ASSIGNMENT: The job is to find each line in the entries holding the string "Customer" and copy that line.

** DATA IN THIS EXERCISE follows **

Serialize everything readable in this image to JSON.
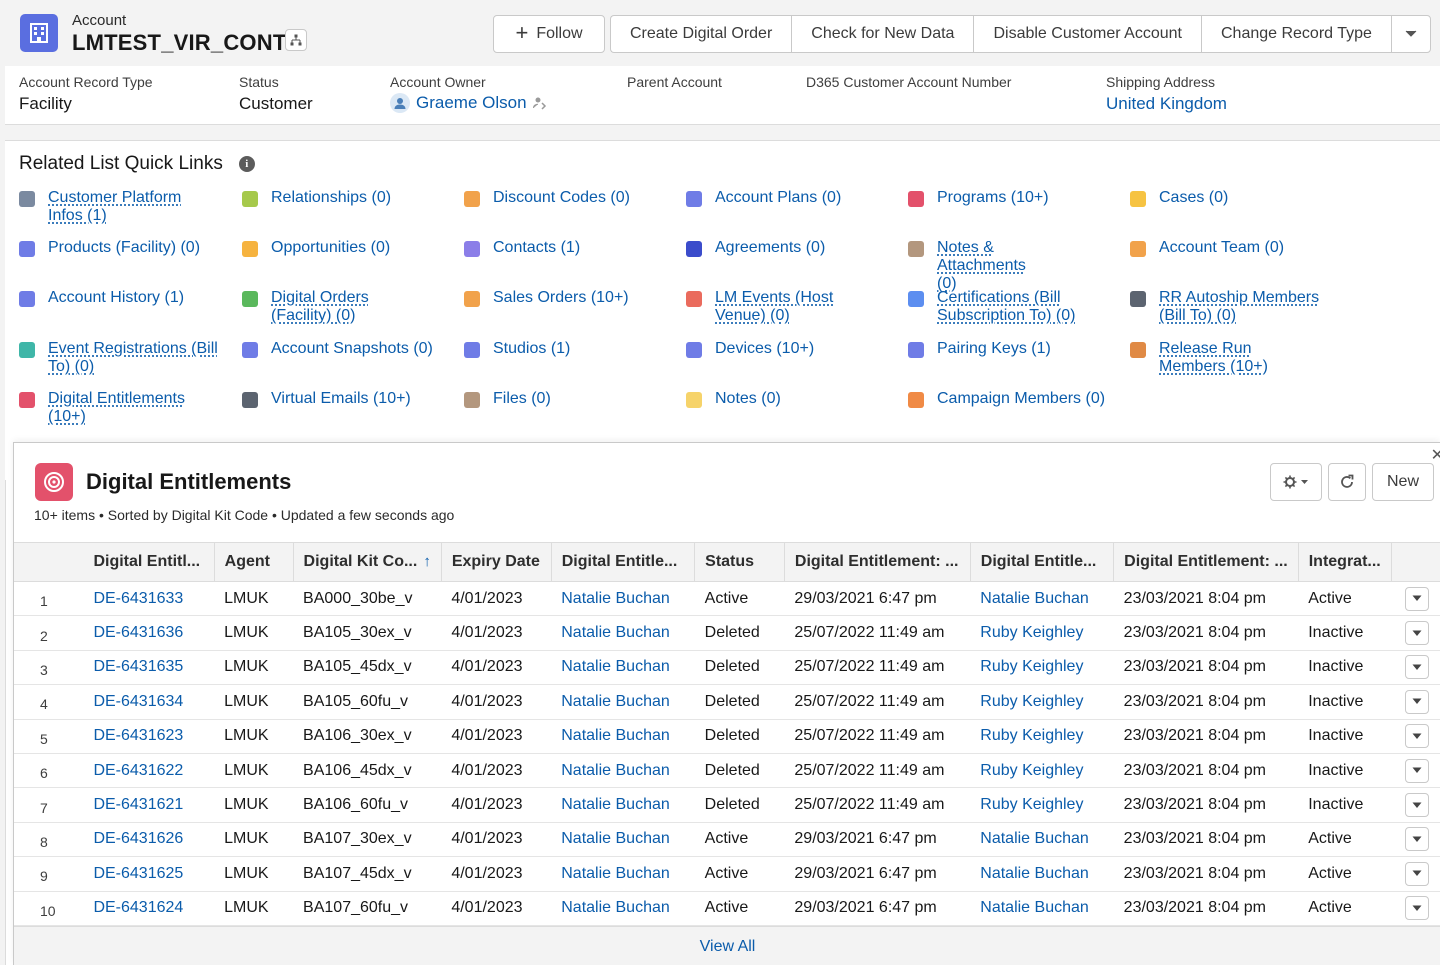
{
  "header": {
    "object_label": "Account",
    "record_name": "LMTEST_VIR_CONT",
    "actions": {
      "follow": "Follow",
      "create_digital_order": "Create Digital Order",
      "check_new_data": "Check for New Data",
      "disable_account": "Disable Customer Account",
      "change_record_type": "Change Record Type"
    },
    "fields": {
      "record_type_label": "Account Record Type",
      "record_type_value": "Facility",
      "status_label": "Status",
      "status_value": "Customer",
      "owner_label": "Account Owner",
      "owner_value": "Graeme Olson",
      "parent_label": "Parent Account",
      "d365_label": "D365 Customer Account Number",
      "shipping_label": "Shipping Address",
      "shipping_value": "United Kingdom"
    }
  },
  "quick_links": {
    "title": "Related List Quick Links",
    "items": [
      {
        "label": "Customer Platform Infos (1)",
        "color": "#7b8aa0"
      },
      {
        "label": "Relationships (0)",
        "color": "#a6c94b"
      },
      {
        "label": "Discount Codes (0)",
        "color": "#f1a24b"
      },
      {
        "label": "Account Plans (0)",
        "color": "#6f7ce6"
      },
      {
        "label": "Programs (10+)",
        "color": "#e3516b"
      },
      {
        "label": "Cases (0)",
        "color": "#f6c342"
      },
      {
        "label": "Products (Facility) (0)",
        "color": "#6f7ce6"
      },
      {
        "label": "Opportunities (0)",
        "color": "#f6b33f"
      },
      {
        "label": "Contacts (1)",
        "color": "#8b7ee8"
      },
      {
        "label": "Agreements (0)",
        "color": "#3b4ccb"
      },
      {
        "label": "Notes & Attachments (0)",
        "color": "#b3977e"
      },
      {
        "label": "Account Team (0)",
        "color": "#f1a24b"
      },
      {
        "label": "Account History (1)",
        "color": "#6f7ce6"
      },
      {
        "label": "Digital Orders (Facility) (0)",
        "color": "#5ab85c"
      },
      {
        "label": "Sales Orders (10+)",
        "color": "#f1a24b"
      },
      {
        "label": "LM Events (Host Venue) (0)",
        "color": "#ea6b5d"
      },
      {
        "label": "Certifications (Bill Subscription To) (0)",
        "color": "#5c8ef0"
      },
      {
        "label": "RR Autoship Members (Bill To) (0)",
        "color": "#5c6470"
      },
      {
        "label": "Event Registrations (Bill To) (0)",
        "color": "#3fb6a8"
      },
      {
        "label": "Account Snapshots (0)",
        "color": "#6f7ce6"
      },
      {
        "label": "Studios (1)",
        "color": "#6f7ce6"
      },
      {
        "label": "Devices (10+)",
        "color": "#6f7ce6"
      },
      {
        "label": "Pairing Keys (1)",
        "color": "#6f7ce6"
      },
      {
        "label": "Release Run Members (10+)",
        "color": "#e08a45"
      },
      {
        "label": "Digital Entitlements (10+)",
        "color": "#e3516b"
      },
      {
        "label": "Virtual Emails (10+)",
        "color": "#5c6470"
      },
      {
        "label": "Files (0)",
        "color": "#b3977e"
      },
      {
        "label": "Notes (0)",
        "color": "#f6d36a"
      },
      {
        "label": "Campaign Members (0)",
        "color": "#f08a45"
      }
    ]
  },
  "related_list": {
    "title": "Digital Entitlements",
    "subtitle": "10+ items • Sorted by Digital Kit Code • Updated a few seconds ago",
    "new_button": "New",
    "view_all": "View All",
    "columns": [
      "Digital Entitl...",
      "Agent",
      "Digital Kit Co...",
      "Expiry Date",
      "Digital Entitle...",
      "Status",
      "Digital Entitlement: ...",
      "Digital Entitle...",
      "Digital Entitlement: ...",
      "Integrat..."
    ],
    "rows": [
      [
        "1",
        "DE-6431633",
        "LMUK",
        "BA000_30be_v",
        "4/01/2023",
        "Natalie Buchan",
        "Active",
        "29/03/2021 6:47 pm",
        "Natalie Buchan",
        "23/03/2021 8:04 pm",
        "Active"
      ],
      [
        "2",
        "DE-6431636",
        "LMUK",
        "BA105_30ex_v",
        "4/01/2023",
        "Natalie Buchan",
        "Deleted",
        "25/07/2022 11:49 am",
        "Ruby Keighley",
        "23/03/2021 8:04 pm",
        "Inactive"
      ],
      [
        "3",
        "DE-6431635",
        "LMUK",
        "BA105_45dx_v",
        "4/01/2023",
        "Natalie Buchan",
        "Deleted",
        "25/07/2022 11:49 am",
        "Ruby Keighley",
        "23/03/2021 8:04 pm",
        "Inactive"
      ],
      [
        "4",
        "DE-6431634",
        "LMUK",
        "BA105_60fu_v",
        "4/01/2023",
        "Natalie Buchan",
        "Deleted",
        "25/07/2022 11:49 am",
        "Ruby Keighley",
        "23/03/2021 8:04 pm",
        "Inactive"
      ],
      [
        "5",
        "DE-6431623",
        "LMUK",
        "BA106_30ex_v",
        "4/01/2023",
        "Natalie Buchan",
        "Deleted",
        "25/07/2022 11:49 am",
        "Ruby Keighley",
        "23/03/2021 8:04 pm",
        "Inactive"
      ],
      [
        "6",
        "DE-6431622",
        "LMUK",
        "BA106_45dx_v",
        "4/01/2023",
        "Natalie Buchan",
        "Deleted",
        "25/07/2022 11:49 am",
        "Ruby Keighley",
        "23/03/2021 8:04 pm",
        "Inactive"
      ],
      [
        "7",
        "DE-6431621",
        "LMUK",
        "BA106_60fu_v",
        "4/01/2023",
        "Natalie Buchan",
        "Deleted",
        "25/07/2022 11:49 am",
        "Ruby Keighley",
        "23/03/2021 8:04 pm",
        "Inactive"
      ],
      [
        "8",
        "DE-6431626",
        "LMUK",
        "BA107_30ex_v",
        "4/01/2023",
        "Natalie Buchan",
        "Active",
        "29/03/2021 6:47 pm",
        "Natalie Buchan",
        "23/03/2021 8:04 pm",
        "Active"
      ],
      [
        "9",
        "DE-6431625",
        "LMUK",
        "BA107_45dx_v",
        "4/01/2023",
        "Natalie Buchan",
        "Active",
        "29/03/2021 6:47 pm",
        "Natalie Buchan",
        "23/03/2021 8:04 pm",
        "Active"
      ],
      [
        "10",
        "DE-6431624",
        "LMUK",
        "BA107_60fu_v",
        "4/01/2023",
        "Natalie Buchan",
        "Active",
        "29/03/2021 6:47 pm",
        "Natalie Buchan",
        "23/03/2021 8:04 pm",
        "Active"
      ]
    ]
  },
  "colors": {
    "link": "#0b5cab",
    "account_icon": "#5a6ee0",
    "entitlement_icon": "#e3516b"
  }
}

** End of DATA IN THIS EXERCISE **

OUTPUT OF THE EXERCISE:
      "disable_account": "Disable Customer Account",
      "status_value": "Customer",
      "d365_label": "D365 Customer Account Number",
        "label": "Customer Platform Infos (1)",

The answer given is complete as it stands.